Potential Consequences of Mixing Battery Group Sizes
However, it’s crucial to understand that this can have serious consequences and is generally not recommended.
Mixing battery group sizes can result in the battery not fitting properly in the battery tray or not being able to connect securely to the cables and terminals.
This can cause various issues, such as reduced performance, decreased battery life, or even a dead battery. In the worst-case scenario, mixing battery group sizes can also result in a dangerous situation, such as a battery fire or an electrical short circuit.
Recommendations for Using the Correct Battery Group Size
Therefore, if you’re considering installing a battery of a different group size in your vehicle, it’s essential to consult with a trusted mechanic or a battery specialist.
They will be able to assess your specific situation and provide you with a professional and safe solution.
In general, it’s best to stick with the original battery group size specified for your vehicle, unless you have a compelling reason to do otherwise.
Mixing battery group sizes can have significant consequences and is generally not recommended.
If you’re considering installing a battery of a different group size, it’s essential to seek professional advice and to ensure that you do it safely and correctly.

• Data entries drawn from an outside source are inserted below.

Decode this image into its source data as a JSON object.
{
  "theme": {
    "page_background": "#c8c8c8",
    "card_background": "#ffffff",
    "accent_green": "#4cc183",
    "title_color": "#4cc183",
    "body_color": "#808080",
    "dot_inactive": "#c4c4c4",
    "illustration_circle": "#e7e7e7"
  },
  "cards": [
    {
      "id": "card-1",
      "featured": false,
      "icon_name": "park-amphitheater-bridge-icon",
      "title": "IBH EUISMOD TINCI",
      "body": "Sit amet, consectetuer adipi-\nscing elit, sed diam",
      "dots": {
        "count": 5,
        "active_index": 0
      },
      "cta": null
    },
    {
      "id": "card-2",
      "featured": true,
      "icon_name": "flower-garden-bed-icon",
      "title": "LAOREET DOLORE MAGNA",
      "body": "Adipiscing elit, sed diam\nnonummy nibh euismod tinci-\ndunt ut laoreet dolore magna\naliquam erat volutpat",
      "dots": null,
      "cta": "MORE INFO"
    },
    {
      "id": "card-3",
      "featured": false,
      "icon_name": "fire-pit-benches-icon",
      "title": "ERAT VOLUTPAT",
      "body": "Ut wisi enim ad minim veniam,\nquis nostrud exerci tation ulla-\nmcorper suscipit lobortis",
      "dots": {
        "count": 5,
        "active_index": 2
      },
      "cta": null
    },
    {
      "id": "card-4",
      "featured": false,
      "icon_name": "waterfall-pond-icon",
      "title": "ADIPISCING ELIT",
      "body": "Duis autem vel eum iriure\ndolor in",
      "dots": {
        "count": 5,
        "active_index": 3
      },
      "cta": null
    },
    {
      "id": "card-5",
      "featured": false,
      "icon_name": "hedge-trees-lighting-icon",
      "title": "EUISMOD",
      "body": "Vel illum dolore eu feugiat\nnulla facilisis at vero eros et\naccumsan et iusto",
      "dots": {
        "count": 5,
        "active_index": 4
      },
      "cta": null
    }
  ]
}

Differences Between Battery Group Sizes
When it comes to car batteries, there are a number of factors that can impact performance, but the group size of a battery is a particularly important consideration.
Essentially, the group size of a battery refers to the physical dimensions of the battery, and it’s important to choose the correct group size for your vehicle because it impacts the amount of power that your battery can deliver, as well as its ability to fit properly in your vehicle’s battery compartment.
Can You Use a Different Group Size Battery?
When you’re looking at the differences between battery group sizes, it’s important to consider factors like the width, length, and height of the battery, as well as the location of the battery terminals.
Larger batteries typically deliver more power and have a longer lifespan, but they may be too large to fit in some vehicles, so it’s important to do your research and find the right size for your needs.
On the other hand, smaller batteries may be more compact, but they may not be able to provide the same level of performance and power that you need, particularly if you drive in hot weather or if you use a lot of electronics in your vehicle.
The group size of a car battery can have a significant impact on performance and longevity, so it’s important to choose the right size for your vehicle.
If you’re not sure what size you need, you can consult your vehicle’s owner’s manual or reach out to a professional for assistance.
In conclusion, the type and size of your car’s battery are important considerations when choosing the right one for your vehicle.
Lead-acid batteries come in different types, including flooded, AGM, and Gel, each with their own pros and cons.
The battery group size, on the other hand, determines the physical dimensions of the battery and its electrical specifications, including cold cranking amps and reserve capacity.
To determine your car’s battery group size, you can refer to your owner’s manual, check the battery specifications listed in the hood, or consult a professional.
It’s also important to note that while it’s generally recommended to choose a battery group size that matches your car’s specifications, you may still opt for a larger size if you want more power.